• _TASK ITEM_
The answer should be a faithful retyping of the records that follow, pictures excluded.

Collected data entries
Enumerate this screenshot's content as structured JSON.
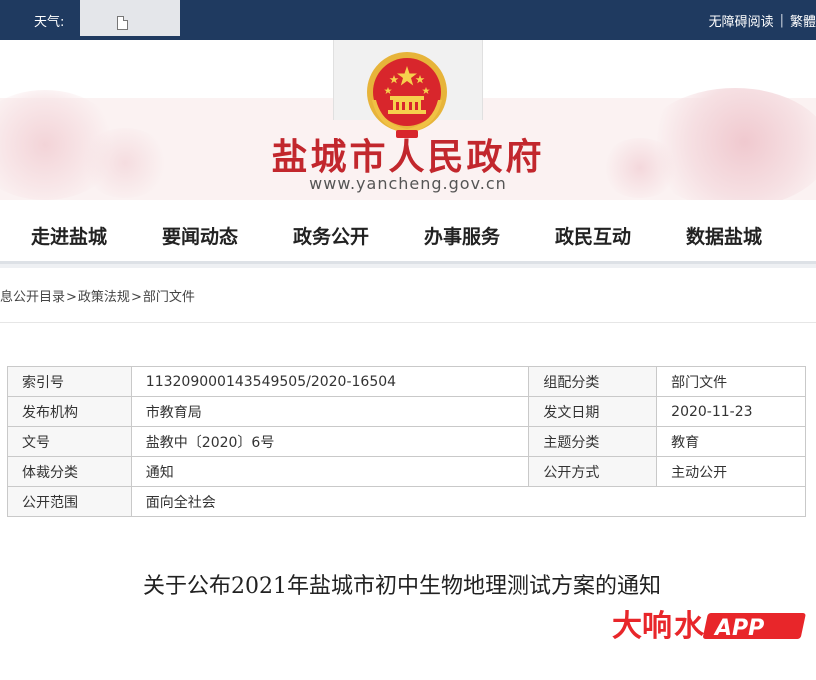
{
  "topbar": {
    "weather_label": "天气:",
    "accessibility_label": "无障碍阅读",
    "separator": "|",
    "traditional_label": "繁體"
  },
  "banner": {
    "site_title": "盐城市人民政府",
    "site_url": "www.yancheng.gov.cn",
    "emblem_icon": "national-emblem-icon"
  },
  "nav": {
    "items": [
      {
        "label": "走进盐城"
      },
      {
        "label": "要闻动态"
      },
      {
        "label": "政务公开"
      },
      {
        "label": "办事服务"
      },
      {
        "label": "政民互动"
      },
      {
        "label": "数据盐城"
      }
    ]
  },
  "breadcrumb": {
    "items": [
      "息公开目录",
      "政策法规",
      "部门文件"
    ],
    "separator": ">"
  },
  "info": {
    "rows": [
      [
        "索引号",
        "113209000143549505/2020-16504",
        "组配分类",
        "部门文件"
      ],
      [
        "发布机构",
        "市教育局",
        "发文日期",
        "2020-11-23"
      ],
      [
        "文号",
        "盐教中〔2020〕6号",
        "主题分类",
        "教育"
      ],
      [
        "体裁分类",
        "通知",
        "公开方式",
        "主动公开"
      ],
      [
        "公开范围",
        "面向全社会"
      ]
    ]
  },
  "document": {
    "title": "关于公布2021年盐城市初中生物地理测试方案的通知"
  },
  "watermark": {
    "brand": "大",
    "brand2": "响",
    "brand3": "水",
    "app": "APP",
    "color": "#e8262a"
  },
  "colors": {
    "topbar": "#1f3a60",
    "title_red": "#c2272d"
  }
}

• _RESULT BELOW_
Enumerate this screenshot's content as structured JSON.
{
  "topbar": {
    "weather_label": "天气:",
    "accessibility_label": "无障碍阅读",
    "separator": "|",
    "traditional_label": "繁體"
  },
  "banner": {
    "site_title": "盐城市人民政府",
    "site_url": "www.yancheng.gov.cn",
    "emblem_icon": "national-emblem-icon"
  },
  "nav": {
    "items": [
      {
        "label": "走进盐城"
      },
      {
        "label": "要闻动态"
      },
      {
        "label": "政务公开"
      },
      {
        "label": "办事服务"
      },
      {
        "label": "政民互动"
      },
      {
        "label": "数据盐城"
      }
    ]
  },
  "breadcrumb": {
    "items": [
      "息公开目录",
      "政策法规",
      "部门文件"
    ],
    "separator": ">"
  },
  "info": {
    "rows": [
      [
        "索引号",
        "113209000143549505/2020-16504",
        "组配分类",
        "部门文件"
      ],
      [
        "发布机构",
        "市教育局",
        "发文日期",
        "2020-11-23"
      ],
      [
        "文号",
        "盐教中〔2020〕6号",
        "主题分类",
        "教育"
      ],
      [
        "体裁分类",
        "通知",
        "公开方式",
        "主动公开"
      ],
      [
        "公开范围",
        "面向全社会"
      ]
    ]
  },
  "document": {
    "title": "关于公布2021年盐城市初中生物地理测试方案的通知"
  },
  "watermark": {
    "brand": "大",
    "brand2": "响",
    "brand3": "水",
    "app": "APP",
    "color": "#e8262a"
  },
  "colors": {
    "topbar": "#1f3a60",
    "title_red": "#c2272d"
  }
}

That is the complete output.